The Q phase is an important quaternary precipitate in aluminum-based alloys that contain Mg, Si and Cu. These alloys belong to the most promising materials in automotive and aircraft engineering. Their mechanical properties are related to their microstructure. The Q phase stands at the end of a complex precipitation sequence and is considered to yield significant strengthening effects. To tailor these mechanical characteristics via heat treatments, a precise knowledge of their precipitation properties is essential.
The stability of each precipitate can be predicted by the CALPHAD method, which takes different thermodynamic data sets as input and provides temperature and/or composition dependent phase stabilities of materials. Nowadays CALPHAD input is not only obtained from experiments, but wherever there is a difficulty in performing the experiment and a lack of data, powerful ab-initio tools are used to provide the necessary data.

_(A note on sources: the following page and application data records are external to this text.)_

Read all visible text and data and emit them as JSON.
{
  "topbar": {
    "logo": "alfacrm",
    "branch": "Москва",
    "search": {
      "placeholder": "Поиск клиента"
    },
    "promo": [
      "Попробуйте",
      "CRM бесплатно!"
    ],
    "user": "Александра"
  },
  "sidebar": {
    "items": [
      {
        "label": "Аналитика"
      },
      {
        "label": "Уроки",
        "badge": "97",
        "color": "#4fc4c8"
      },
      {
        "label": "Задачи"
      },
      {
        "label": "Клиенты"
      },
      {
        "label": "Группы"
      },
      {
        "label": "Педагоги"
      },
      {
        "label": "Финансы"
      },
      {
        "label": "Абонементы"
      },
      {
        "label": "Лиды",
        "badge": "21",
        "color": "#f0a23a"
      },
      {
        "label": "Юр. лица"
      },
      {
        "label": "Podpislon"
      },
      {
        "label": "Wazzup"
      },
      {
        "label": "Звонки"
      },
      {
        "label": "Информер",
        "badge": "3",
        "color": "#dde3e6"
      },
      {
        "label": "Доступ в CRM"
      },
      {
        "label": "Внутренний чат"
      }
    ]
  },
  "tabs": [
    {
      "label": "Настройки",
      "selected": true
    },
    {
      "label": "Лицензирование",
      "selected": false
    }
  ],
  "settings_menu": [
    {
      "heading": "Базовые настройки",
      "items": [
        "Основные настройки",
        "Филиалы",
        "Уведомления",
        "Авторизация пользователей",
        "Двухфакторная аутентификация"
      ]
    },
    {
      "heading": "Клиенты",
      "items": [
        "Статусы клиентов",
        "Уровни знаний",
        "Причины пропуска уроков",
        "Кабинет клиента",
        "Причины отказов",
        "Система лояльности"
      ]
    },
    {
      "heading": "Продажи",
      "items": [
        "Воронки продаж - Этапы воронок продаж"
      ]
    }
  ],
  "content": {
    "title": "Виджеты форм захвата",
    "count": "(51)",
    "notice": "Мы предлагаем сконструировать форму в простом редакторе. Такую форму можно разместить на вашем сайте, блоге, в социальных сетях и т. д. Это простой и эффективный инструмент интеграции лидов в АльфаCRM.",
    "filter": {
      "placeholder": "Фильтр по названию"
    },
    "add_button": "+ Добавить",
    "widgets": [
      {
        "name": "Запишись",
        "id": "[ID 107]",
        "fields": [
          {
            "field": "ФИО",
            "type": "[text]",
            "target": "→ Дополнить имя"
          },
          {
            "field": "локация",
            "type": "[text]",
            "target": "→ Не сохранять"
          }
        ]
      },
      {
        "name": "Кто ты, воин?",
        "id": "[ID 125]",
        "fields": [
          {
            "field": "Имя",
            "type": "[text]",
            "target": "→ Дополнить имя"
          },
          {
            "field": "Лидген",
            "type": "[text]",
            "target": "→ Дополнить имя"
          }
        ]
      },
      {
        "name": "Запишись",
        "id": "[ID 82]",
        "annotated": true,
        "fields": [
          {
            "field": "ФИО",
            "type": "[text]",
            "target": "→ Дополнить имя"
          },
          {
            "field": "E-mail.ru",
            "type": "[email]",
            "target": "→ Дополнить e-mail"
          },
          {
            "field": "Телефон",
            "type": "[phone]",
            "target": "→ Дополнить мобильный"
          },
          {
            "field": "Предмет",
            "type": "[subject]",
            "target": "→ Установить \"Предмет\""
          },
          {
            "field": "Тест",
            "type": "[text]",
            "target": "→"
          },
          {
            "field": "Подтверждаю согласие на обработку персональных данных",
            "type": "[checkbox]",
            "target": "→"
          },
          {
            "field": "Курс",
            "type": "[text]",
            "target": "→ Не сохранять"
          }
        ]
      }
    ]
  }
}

In order to achieve an improved thermochemical parameter set of the Q phase, we have performed first-principles and phonon calculations and combined them with CALPHAD concepts such as the compound energy formalism to investigate its Gibbs energy and heat capacity. For a fair comparison with available experimental data, the impact of lattice vibrations on the site occupancy of sublattices has also been taken into account. Excellent agreement with experimental data and previously CALPHAD assessment demonstrates the high predictive power of our first-principles approach .